Hey, y’all. Thanks for swinging by for my gratitude round up this week. If you are new, #SevenGratitudes is a year-long weekly series about cultivating thanksgiving in the midst of the everyday and pausing to allow our hearts and minds to catch up with the waves of grace in our lives.
I hope you'll come on and add to the thanksgiving pile up--share a gratitude with us in the comments below!
This week I am grateful…
For pancakes on Resident Row; for the friendship forge of right now.
Aaron and I love pancakes. And we are picky about them; I am especially so. We like a certain wheat-to-white ratio, a definite cinnamon and vanilla spike, and 100% Pure Maple Syrup on the side, please.
What we really like, though, is to share them with good people.
Enter our new friends here on Resident Row. The whole gang piled in Saturday morning—those folks who are doing the risking of relationship with us that I mentioned last week, the ones who said they like us and are glad to have us, THOSE ONES, our new neighbors—and my heart got so happy. The youngest among us came in footie pajamas. The oldest among us reached quickly for coffee. We all, I do think, had a very good time.
Thankful for the friendship forge of a moment that we are in right now.
For the Public Library System/FOR A BAZILLION FREE BOOKS TO READ.
Y’all, is it not amazing that this public library thing exists? This thing by which anyone and everyone is allowed to come in and share books—many books!—on any number of topics? FOR FREE. Knowledge and ideas and stories all right there for the public to peruse, peek, and pick up for the journey.
It is remarkable that we the citizens and guests of this country actually cooperate and share something so good (not to mention powerful; books are powerful things). I wonder what else we might be able to share...
For a small sign of resiliency and creativity.
Spotted on our walk back from a lunch excursion last week. This clever little tree grows right by the fence of our church columbarium.
She tells me to keep growing--around the system if need be.
For the wondrously curious good of herbs.
I have flirted with the study of herbs for a long time now; since middle school, at least. My favorite characters always respectfully employ them to, you know, save the world (Two notables: the Balitang women of Trickster’s Choice and Clare Beuchamp Randall Fraser of Outlander).
My favorite real-life superwoman, Diana Beresford-Kroeger, is “building an ark” of indigenous food-medicine wisdom (peer reviewed by Harvard, I might add) up in Canada with her husband; “the next antibiotic will come from the trees,” she said. Then there is the whole ecological-connection, “let food be thy medicine” thing that has just been reality for ages.
This week I stopped flirting and started reading, hardcore, and it is so very fascinating. Plants are amazing and beautiful. It is empowering to imagine that I might be able to foster plantlife in my backyard that could promote the health and wellness of my neighbors, family, and friends.

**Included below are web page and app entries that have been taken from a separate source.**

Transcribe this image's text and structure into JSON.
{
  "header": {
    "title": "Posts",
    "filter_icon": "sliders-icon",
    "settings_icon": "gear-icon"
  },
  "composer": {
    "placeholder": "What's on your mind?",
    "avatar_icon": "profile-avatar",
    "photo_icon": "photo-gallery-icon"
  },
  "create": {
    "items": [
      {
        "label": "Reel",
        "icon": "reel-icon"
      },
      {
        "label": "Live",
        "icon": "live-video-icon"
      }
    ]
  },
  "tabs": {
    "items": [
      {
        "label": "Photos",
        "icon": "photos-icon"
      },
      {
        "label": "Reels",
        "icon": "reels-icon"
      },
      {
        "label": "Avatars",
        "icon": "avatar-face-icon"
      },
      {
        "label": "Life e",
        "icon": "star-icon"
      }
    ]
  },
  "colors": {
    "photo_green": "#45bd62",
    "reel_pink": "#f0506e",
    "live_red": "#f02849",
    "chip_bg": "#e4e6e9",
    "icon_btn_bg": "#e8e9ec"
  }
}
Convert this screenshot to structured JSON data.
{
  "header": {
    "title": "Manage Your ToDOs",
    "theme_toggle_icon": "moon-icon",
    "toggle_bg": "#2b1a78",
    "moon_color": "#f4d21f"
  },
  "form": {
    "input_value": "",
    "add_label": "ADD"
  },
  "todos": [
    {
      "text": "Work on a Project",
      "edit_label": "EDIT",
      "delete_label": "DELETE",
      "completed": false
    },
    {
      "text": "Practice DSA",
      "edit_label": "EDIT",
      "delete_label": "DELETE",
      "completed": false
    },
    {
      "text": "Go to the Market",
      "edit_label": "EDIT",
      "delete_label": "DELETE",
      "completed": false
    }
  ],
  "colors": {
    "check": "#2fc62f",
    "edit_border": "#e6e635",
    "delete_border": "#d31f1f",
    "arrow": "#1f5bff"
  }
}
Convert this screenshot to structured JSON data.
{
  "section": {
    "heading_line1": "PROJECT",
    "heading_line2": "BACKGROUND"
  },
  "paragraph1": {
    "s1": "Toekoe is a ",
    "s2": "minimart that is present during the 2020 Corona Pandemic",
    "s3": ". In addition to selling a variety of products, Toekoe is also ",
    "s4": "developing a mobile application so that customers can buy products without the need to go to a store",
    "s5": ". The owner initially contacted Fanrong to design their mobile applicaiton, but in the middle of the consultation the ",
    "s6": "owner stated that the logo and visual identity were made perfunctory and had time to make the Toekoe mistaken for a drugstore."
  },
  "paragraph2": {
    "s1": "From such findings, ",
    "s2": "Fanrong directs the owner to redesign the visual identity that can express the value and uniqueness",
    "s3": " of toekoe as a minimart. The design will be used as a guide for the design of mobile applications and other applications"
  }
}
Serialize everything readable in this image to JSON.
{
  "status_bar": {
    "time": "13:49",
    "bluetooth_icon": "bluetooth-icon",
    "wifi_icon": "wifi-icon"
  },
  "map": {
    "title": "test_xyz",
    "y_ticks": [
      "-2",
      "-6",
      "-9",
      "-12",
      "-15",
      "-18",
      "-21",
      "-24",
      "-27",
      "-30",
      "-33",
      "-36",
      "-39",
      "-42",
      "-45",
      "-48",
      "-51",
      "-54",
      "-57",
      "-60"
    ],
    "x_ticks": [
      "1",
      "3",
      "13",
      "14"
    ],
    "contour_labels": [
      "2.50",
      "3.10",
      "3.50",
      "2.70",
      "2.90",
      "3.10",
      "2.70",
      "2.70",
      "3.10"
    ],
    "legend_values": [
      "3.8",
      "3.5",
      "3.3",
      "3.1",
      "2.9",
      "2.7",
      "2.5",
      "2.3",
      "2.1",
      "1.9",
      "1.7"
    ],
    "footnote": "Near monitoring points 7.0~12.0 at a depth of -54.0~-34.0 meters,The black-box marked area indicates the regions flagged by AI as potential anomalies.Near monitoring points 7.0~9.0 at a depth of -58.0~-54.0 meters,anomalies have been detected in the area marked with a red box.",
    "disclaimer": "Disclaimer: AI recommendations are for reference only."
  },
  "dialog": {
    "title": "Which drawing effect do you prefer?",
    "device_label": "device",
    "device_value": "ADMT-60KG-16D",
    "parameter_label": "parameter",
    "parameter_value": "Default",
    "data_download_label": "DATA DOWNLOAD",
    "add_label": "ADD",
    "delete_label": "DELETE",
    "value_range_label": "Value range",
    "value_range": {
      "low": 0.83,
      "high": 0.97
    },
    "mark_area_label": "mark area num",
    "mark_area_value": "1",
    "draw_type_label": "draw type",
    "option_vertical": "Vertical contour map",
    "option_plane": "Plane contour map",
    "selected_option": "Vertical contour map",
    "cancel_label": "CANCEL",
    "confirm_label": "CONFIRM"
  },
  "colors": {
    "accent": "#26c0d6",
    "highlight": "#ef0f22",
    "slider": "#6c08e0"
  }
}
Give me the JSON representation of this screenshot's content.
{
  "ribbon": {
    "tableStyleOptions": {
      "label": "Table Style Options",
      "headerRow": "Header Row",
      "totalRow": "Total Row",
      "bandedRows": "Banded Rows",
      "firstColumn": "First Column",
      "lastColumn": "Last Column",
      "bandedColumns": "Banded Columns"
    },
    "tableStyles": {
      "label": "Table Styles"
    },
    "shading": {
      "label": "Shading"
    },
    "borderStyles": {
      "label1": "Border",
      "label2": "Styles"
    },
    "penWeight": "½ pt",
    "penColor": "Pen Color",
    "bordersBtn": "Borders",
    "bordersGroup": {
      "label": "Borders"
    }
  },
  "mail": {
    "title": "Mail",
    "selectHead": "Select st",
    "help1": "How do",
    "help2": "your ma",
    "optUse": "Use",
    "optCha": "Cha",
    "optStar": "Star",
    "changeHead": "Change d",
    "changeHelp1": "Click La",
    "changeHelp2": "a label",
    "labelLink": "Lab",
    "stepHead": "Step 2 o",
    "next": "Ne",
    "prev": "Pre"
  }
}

I want to be one of those healer folk who know which tea or tincture is needed just now. It would be an honor to be a bridge between the hurts of humankind and the waiting love of the natural world. I think that may be part of my calling. Perhaps it is a part of the human calling: to recognize, respect, and communicate the wondrous healing connections of God’s beautiful world.
Thankful for the invitation to see and know that which is good.
For the energy-positive joy of a clothesline.
The Coyle-Carrs purchased our first clothesline this week and it’s a hideous beauty of free-drying power. Thanks to the advice of friends over Facebook and a bit of research, we went with the moveable and collapsible umbrella model found here.
I love it.
Hummed my way through our inaugural load of laundry, Aaron and I both pinning up piece after piece in the dappled Dallas sun. Thankful for another step toward wholeness and justice.
For my partner’s direct line to my soul. For the gifts of mutual vulnerability.
When I am afraid, tired, angry, passionate, overwhelmed, frenzied, or frozen—
When I am too happy to think or feel or express anything but—
When I am closed off or all in or over the top—
He can say one word, submitted to my madness, and I hear him, know him, know that I am not alone.
For belly-laughs and ugly-cries via the BBC.
If you’re up for the laughs, see Would I Lie to You? Go for it and get ready to guffaw!
Seven Gratitudes Link-Up
If you would like to join in on this weekly practice of gratitude and chicanery, grab yourself a button and link up with us here every Friday morning of 2017.
- Write a listicle about your seven gratitudes each week.
- Publish your piece with a link back to my blogpost on Friday mornings.
- And then link up with the form at the bottom of the page.